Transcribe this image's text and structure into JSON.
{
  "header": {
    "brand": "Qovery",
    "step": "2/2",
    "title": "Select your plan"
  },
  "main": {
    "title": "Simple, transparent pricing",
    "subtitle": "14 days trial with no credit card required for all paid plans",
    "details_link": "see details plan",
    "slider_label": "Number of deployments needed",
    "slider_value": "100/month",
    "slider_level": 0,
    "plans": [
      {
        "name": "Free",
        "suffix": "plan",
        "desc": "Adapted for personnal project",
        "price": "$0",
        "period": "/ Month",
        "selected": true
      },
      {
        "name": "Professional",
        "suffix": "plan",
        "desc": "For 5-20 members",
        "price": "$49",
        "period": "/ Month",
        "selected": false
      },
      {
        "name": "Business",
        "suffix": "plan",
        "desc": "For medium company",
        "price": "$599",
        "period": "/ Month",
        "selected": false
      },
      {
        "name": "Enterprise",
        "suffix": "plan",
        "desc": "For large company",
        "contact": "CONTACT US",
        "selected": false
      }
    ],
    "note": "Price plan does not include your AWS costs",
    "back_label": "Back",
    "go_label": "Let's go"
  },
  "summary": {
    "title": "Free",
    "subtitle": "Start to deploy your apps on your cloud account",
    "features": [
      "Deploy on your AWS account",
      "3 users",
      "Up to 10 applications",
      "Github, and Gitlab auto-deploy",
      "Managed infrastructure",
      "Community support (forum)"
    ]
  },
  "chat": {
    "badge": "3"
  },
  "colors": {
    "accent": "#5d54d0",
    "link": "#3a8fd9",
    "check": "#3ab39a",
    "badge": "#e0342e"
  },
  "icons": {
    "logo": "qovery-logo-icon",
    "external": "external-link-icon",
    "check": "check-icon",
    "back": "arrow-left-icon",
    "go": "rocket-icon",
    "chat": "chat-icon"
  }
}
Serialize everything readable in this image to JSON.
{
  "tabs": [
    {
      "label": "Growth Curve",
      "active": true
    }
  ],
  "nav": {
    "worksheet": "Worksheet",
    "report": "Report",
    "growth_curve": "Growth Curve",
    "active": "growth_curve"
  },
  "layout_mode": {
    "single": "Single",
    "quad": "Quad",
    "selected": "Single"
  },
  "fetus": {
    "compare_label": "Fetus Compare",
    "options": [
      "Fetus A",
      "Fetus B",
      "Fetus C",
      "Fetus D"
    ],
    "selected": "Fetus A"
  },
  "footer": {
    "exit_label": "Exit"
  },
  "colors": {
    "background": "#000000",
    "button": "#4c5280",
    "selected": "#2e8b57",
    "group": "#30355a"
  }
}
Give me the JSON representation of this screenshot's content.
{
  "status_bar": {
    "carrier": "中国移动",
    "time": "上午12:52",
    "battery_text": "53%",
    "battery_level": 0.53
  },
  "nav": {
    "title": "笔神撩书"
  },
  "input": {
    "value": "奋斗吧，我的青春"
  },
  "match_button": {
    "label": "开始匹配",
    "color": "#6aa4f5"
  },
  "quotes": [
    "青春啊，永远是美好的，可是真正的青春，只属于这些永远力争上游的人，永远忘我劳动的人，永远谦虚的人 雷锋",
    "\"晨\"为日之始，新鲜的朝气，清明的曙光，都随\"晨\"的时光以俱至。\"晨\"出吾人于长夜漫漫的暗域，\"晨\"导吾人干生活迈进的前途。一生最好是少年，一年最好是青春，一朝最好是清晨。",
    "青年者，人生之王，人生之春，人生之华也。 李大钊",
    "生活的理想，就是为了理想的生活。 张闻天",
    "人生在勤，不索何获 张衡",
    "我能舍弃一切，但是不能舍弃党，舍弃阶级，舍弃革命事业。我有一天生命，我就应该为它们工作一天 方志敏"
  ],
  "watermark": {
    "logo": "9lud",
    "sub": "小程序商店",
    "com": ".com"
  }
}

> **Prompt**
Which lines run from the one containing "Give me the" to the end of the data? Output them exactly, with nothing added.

> **Answer space**
Give me the JSON representation of this screenshot's content.
{
  "status_bar": {
    "carrier": "中国移动",
    "time": "上午12:52",
    "battery_text": "53%",
    "battery_level": 0.53
  },
  "nav": {
    "title": "笔神撩书"
  },
  "input": {
    "value": "奋斗吧，我的青春"
  },
  "match_button": {
    "label": "开始匹配",
    "color": "#6aa4f5"
  },
  "quotes": [
    "青春啊，永远是美好的，可是真正的青春，只属于这些永远力争上游的人，永远忘我劳动的人，永远谦虚的人 雷锋",
    "\"晨\"为日之始，新鲜的朝气，清明的曙光，都随\"晨\"的时光以俱至。\"晨\"出吾人于长夜漫漫的暗域，\"晨\"导吾人干生活迈进的前途。一生最好是少年，一年最好是青春，一朝最好是清晨。",
    "青年者，人生之王，人生之春，人生之华也。 李大钊",
    "生活的理想，就是为了理想的生活。 张闻天",
    "人生在勤，不索何获 张衡",
    "我能舍弃一切，但是不能舍弃党，舍弃阶级，舍弃革命事业。我有一天生命，我就应该为它们工作一天 方志敏"
  ],
  "watermark": {
    "logo": "9lud",
    "sub": "小程序商店",
    "com": ".com"
  }
}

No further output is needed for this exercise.